Theo & Hugo has gained a kind of infamy in cinephile circles for its opening sequence, which is an artful 20-minute gay orgy in a bathhouse. Naturally, it won the audience award at the Teddy Awards in Berlin -- but not for just sex. Directed by Olivier Ducastel and Jacques Martineau, the French film, which shows the course of 93 minutes of real time, is a riveting account of two serodiscordant strangers who are brought together by sex and then go on a journey together due to a scare of possible HIV transmission. The following visits to a hospital, an apartment, and a kebab shop engender thought-provoking conversations on gay life, sex, and relationships in the milieu of northeastern Paris. See it in select theaters this weekend, and watch the trailer below.

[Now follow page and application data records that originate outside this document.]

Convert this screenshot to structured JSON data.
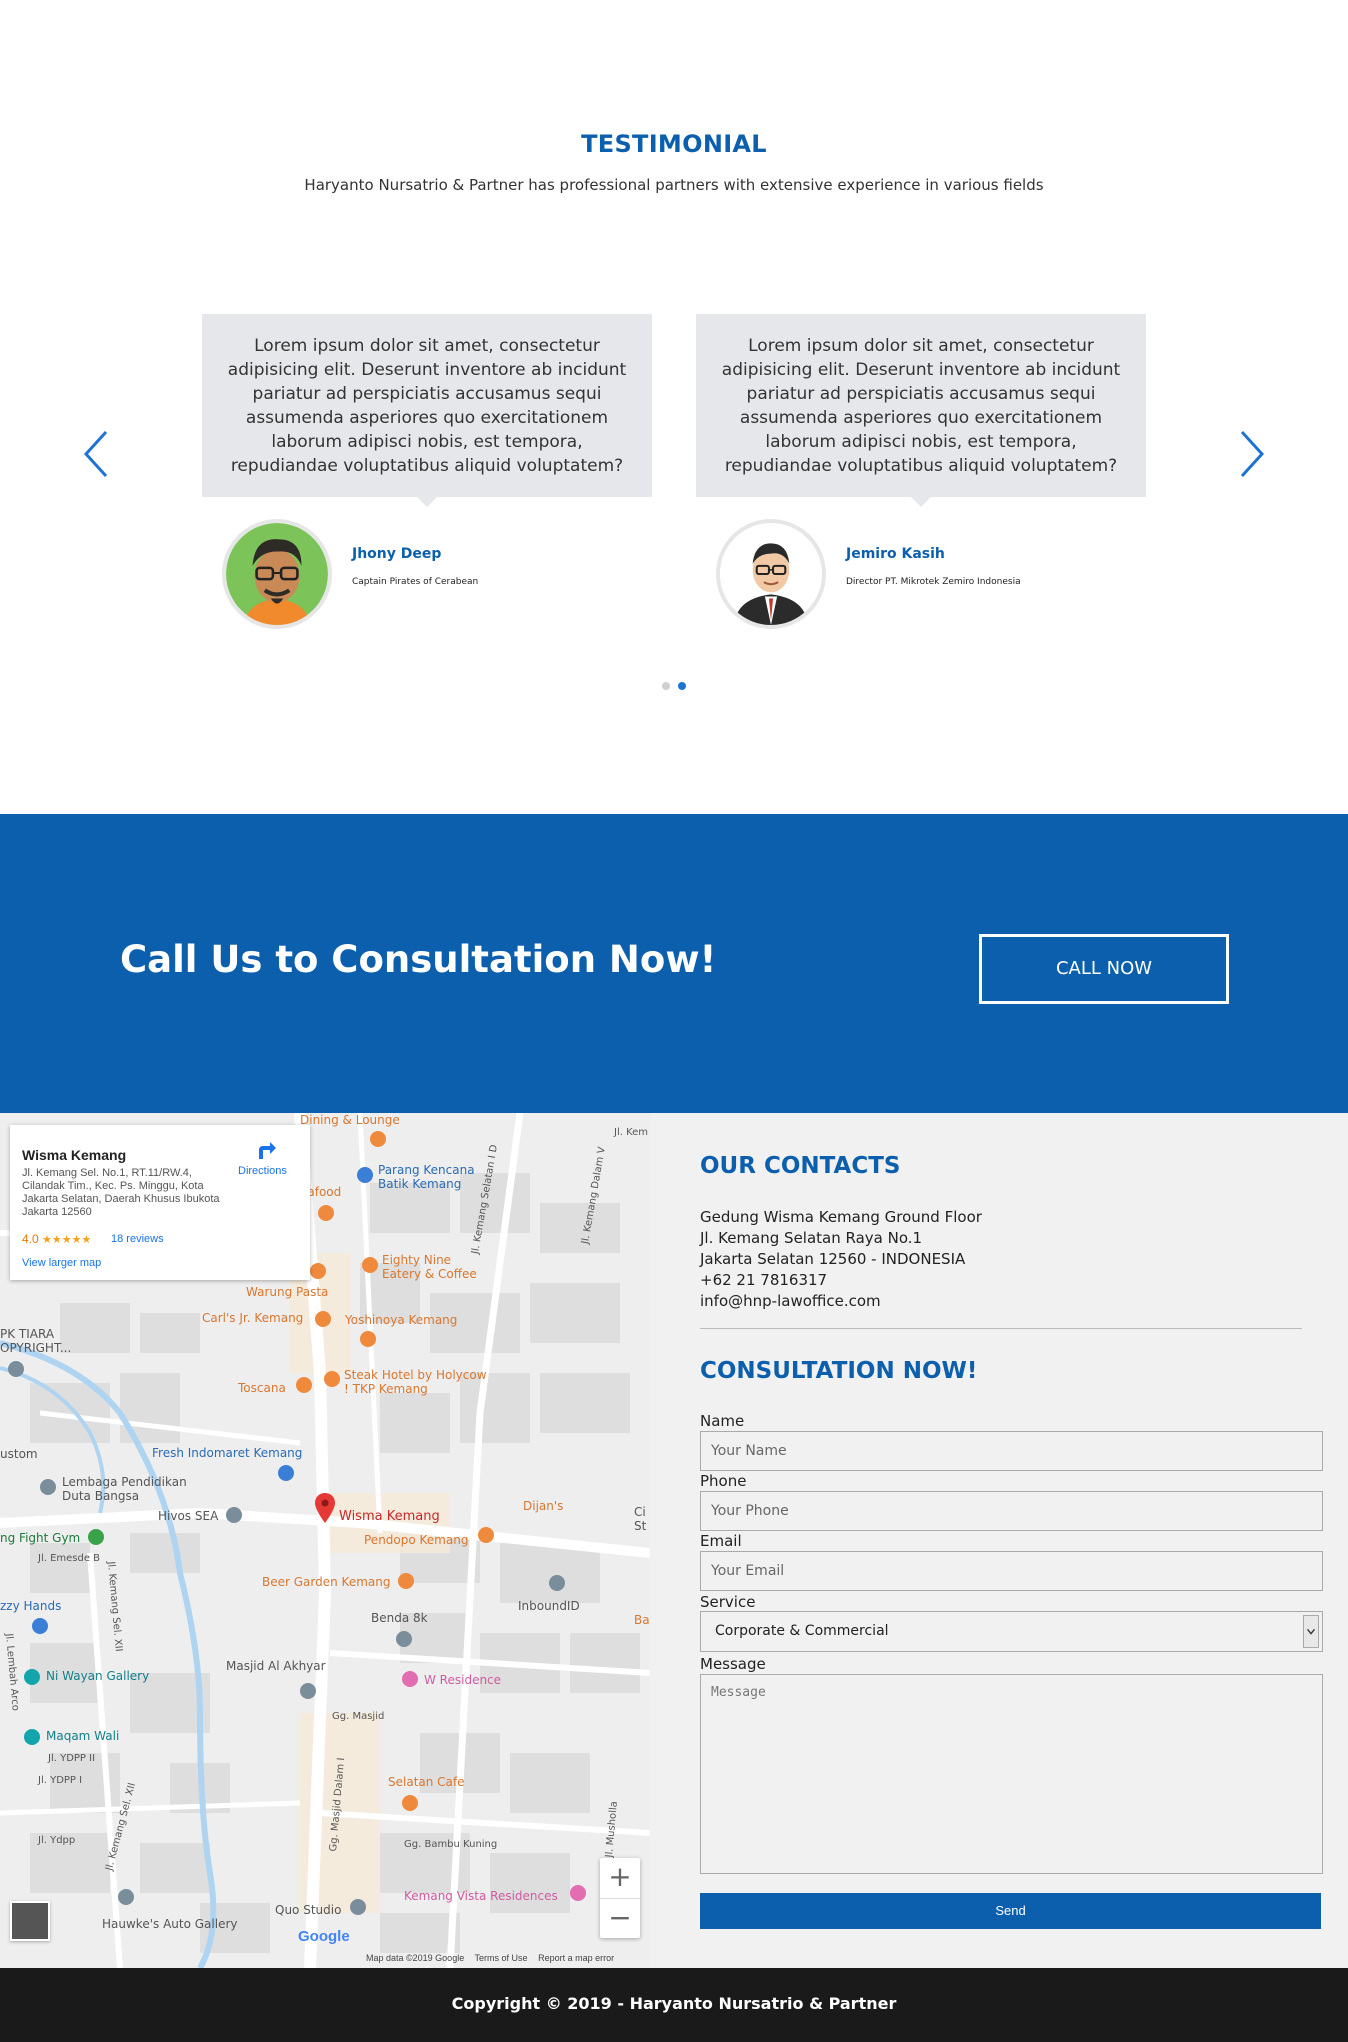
{
  "testimonial": {
    "title": "TESTIMONIAL",
    "subtitle": "Haryanto Nursatrio & Partner has professional partners with extensive experience in various fields",
    "cards": [
      {
        "quote": "Lorem ipsum dolor sit amet, consectetur adipisicing elit. Deserunt inventore ab incidunt pariatur ad perspiciatis accusamus sequi assumenda asperiores quo exercitationem laborum adipisci nobis, est tempora, repudiandae voluptatibus aliquid voluptatem?",
        "name": "Jhony Deep",
        "role": "Captain Pirates of Cerabean"
      },
      {
        "quote": "Lorem ipsum dolor sit amet, consectetur adipisicing elit. Deserunt inventore ab incidunt pariatur ad perspiciatis accusamus sequi assumenda asperiores quo exercitationem laborum adipisci nobis, est tempora, repudiandae voluptatibus aliquid voluptatem?",
        "name": "Jemiro Kasih",
        "role": "Director PT. Mikrotek Zemiro Indonesia"
      }
    ],
    "prev_icon": "chevron-left-icon",
    "next_icon": "chevron-right-icon",
    "pagination": {
      "pages": 2,
      "active": 2
    }
  },
  "cta": {
    "title": "Call Us to Consultation Now!",
    "button": "CALL NOW"
  },
  "map": {
    "place_name": "Wisma Kemang",
    "address": "Jl. Kemang Sel. No.1, RT.11/RW.4, Cilandak Tim., Kec. Ps. Minggu, Kota Jakarta Selatan, Daerah Khusus Ibukota Jakarta 12560",
    "rating": "4.0",
    "stars": "★★★★★",
    "reviews": "18 reviews",
    "directions": "Directions",
    "view_larger": "View larger map",
    "pin_label": "Wisma Kemang",
    "zoom_in": "+",
    "zoom_out": "−",
    "google": "Google",
    "footer": [
      "Map data ©2019 Google",
      "Terms of Use",
      "Report a map error"
    ],
    "labels": {
      "dining": "Dining & Lounge",
      "parang1": "Parang Kencana",
      "parang2": "Batik Kemang",
      "seafood": "eafood",
      "eighty1": "Eighty Nine",
      "eighty2": "Eatery & Coffee",
      "warung": "Warung Pasta",
      "carls": "Carl's Jr. Kemang",
      "yoshi": "Yoshinoya Kemang",
      "tiara1": "PK TIARA",
      "tiara2": "OPYRIGHT...",
      "toscana": "Toscana",
      "steak1": "Steak Hotel by Holycow",
      "steak2": "! TKP Kemang",
      "fresh": "Fresh Indomaret Kemang",
      "ustom": "ustom",
      "lembaga1": "Lembaga Pendidikan",
      "lembaga2": "Duta Bangsa",
      "hivos": "Hivos SEA",
      "dijans": "Dijan's",
      "fight": "ng Fight Gym",
      "pendopo": "Pendopo Kemang",
      "emesde": "Jl. Emesde B",
      "beer": "Beer Garden Kemang",
      "inbound": "InboundID",
      "ba": "Ba",
      "zzy": "zzy Hands",
      "benda": "Benda 8k",
      "masjid": "Masjid Al Akhyar",
      "wres": "W Residence",
      "wayan": "Ni Wayan Gallery",
      "maqam": "Maqam Wali",
      "ydpp2": "Jl. YDPP II",
      "ydpp1": "Jl. YDPP I",
      "ggmasjid": "Gg. Masjid",
      "selatan": "Selatan Cafe",
      "ydpp": "Jl. Ydpp",
      "bambu": "Gg. Bambu Kuning",
      "kvr": "Kemang Vista Residences",
      "quo": "Quo Studio",
      "hauwke": "Hauwke's Auto Gallery",
      "road_kemang_selatan": "Jl. Kemang Selatan I D",
      "road_kemang_dalam": "Jl. Kemang Dalam V",
      "road_jl_kem": "Jl. Kem",
      "road_sel_xii": "Jl. Kemang Sel. XII",
      "road_sel_xii_b": "Jl. Kemang Sel. XII",
      "road_musholla": "Jl. Musholla",
      "road_gg_masjid_dalam": "Gg. Masjid Dalam I",
      "road_lembah": "Jl. Lembah Arco",
      "road_ci": "Ci",
      "road_st": "St"
    }
  },
  "contacts": {
    "heading": "OUR CONTACTS",
    "lines": [
      "Gedung Wisma Kemang Ground Floor",
      "Jl. Kemang Selatan Raya No.1",
      "Jakarta Selatan 12560 - INDONESIA",
      "+62 21 7816317",
      "info@hnp-lawoffice.com"
    ],
    "form_heading": "CONSULTATION NOW!",
    "name_label": "Name",
    "name_placeholder": "Your Name",
    "phone_label": "Phone",
    "phone_placeholder": "Your Phone",
    "email_label": "Email",
    "email_placeholder": "Your Email",
    "service_label": "Service",
    "service_value": "Corporate & Commercial",
    "message_label": "Message",
    "message_placeholder": "Message",
    "send": "Send"
  },
  "footer": {
    "copyright": "Copyright © 2019 - Haryanto Nursatrio & Partner"
  },
  "colors": {
    "brand_blue": "#0b5fad",
    "footer_bg": "#1a1a1a",
    "card_bg": "#e5e7ea",
    "form_bg": "#f1f1f1"
  }
}
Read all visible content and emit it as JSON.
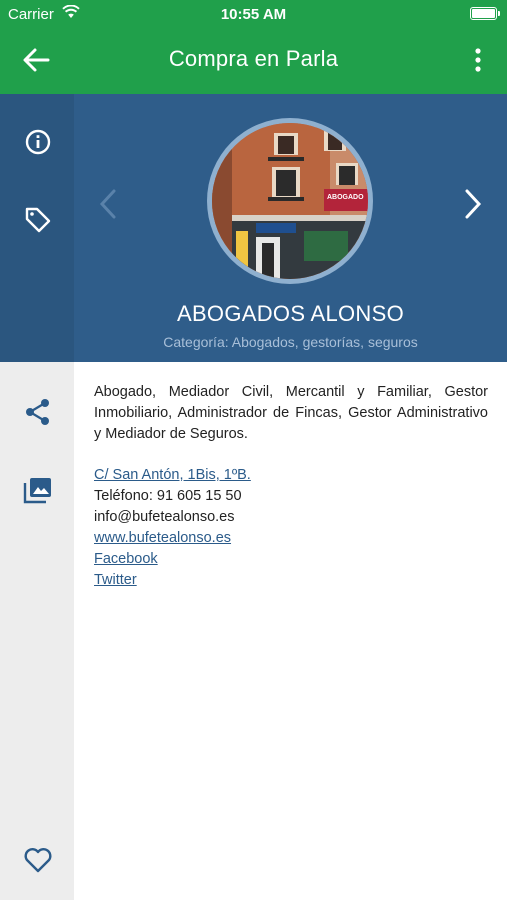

Screen Actors Guild Awards
The Screen Actors Guild Awards is perhaps the world's most glamorous assemblage of a labor union. The annual event honors the stars and ensemble casts who helped create the year's best pictures, among them Fences,Hidden Figures,Manchester by the Sea, and Moonlight. And since its voters are the members of SAG-AFTRA, the ceremony is considered a key bellwether of Oscar winners. This year's ceremony is of particular importance to LGBT viewers. In addition to numerous nominations for Moonlight -- a must-see film that centers on a black gay life -- Lily Tomlin will be receiving a lifetime achievement award. Don't miss it Sunday on TNT or TBS at 8 p.m. Eastern.
New York's Leslie-Lohman Museum is curating the relevant and poignant performance/installation piece Triangles by Ann P. Meredith on the evening of Holocaust Remembrance Day, this Friday. Through film, live performances, and many other mediums, the Arkansas-born artist pulls back the veil on the thousands of queers forced to wear triangles in concentration camps in one of the darkest times in world history. More info here.
If you're not familiar with Banks, "Trainwreck" is a great introductory course. The new video is a gorgeous Lynchian feast, and the song is just as intriguing. "Trainwreck" comes off The Altar, Banks's sophomore release that follows her acclaimed 2014 debut, Goddess. This California-born artist is currently preparing to bring her dark R&B sounds to the Coachella music festival in April.
"Beartoonist of San Francisco: Sketching an Emerging Subculture"
San Francisco's queer history museum in the Castro has an exciting event on Saturday evening -- a talk with bear cartoonist Fran Frisch, who has sketched this vibrant community since the 1980s. Frisch will join museum curator Jeremy Prince in a wide-ranging discussion on bear life and how it became a cultural force in the Reagan years. More info here.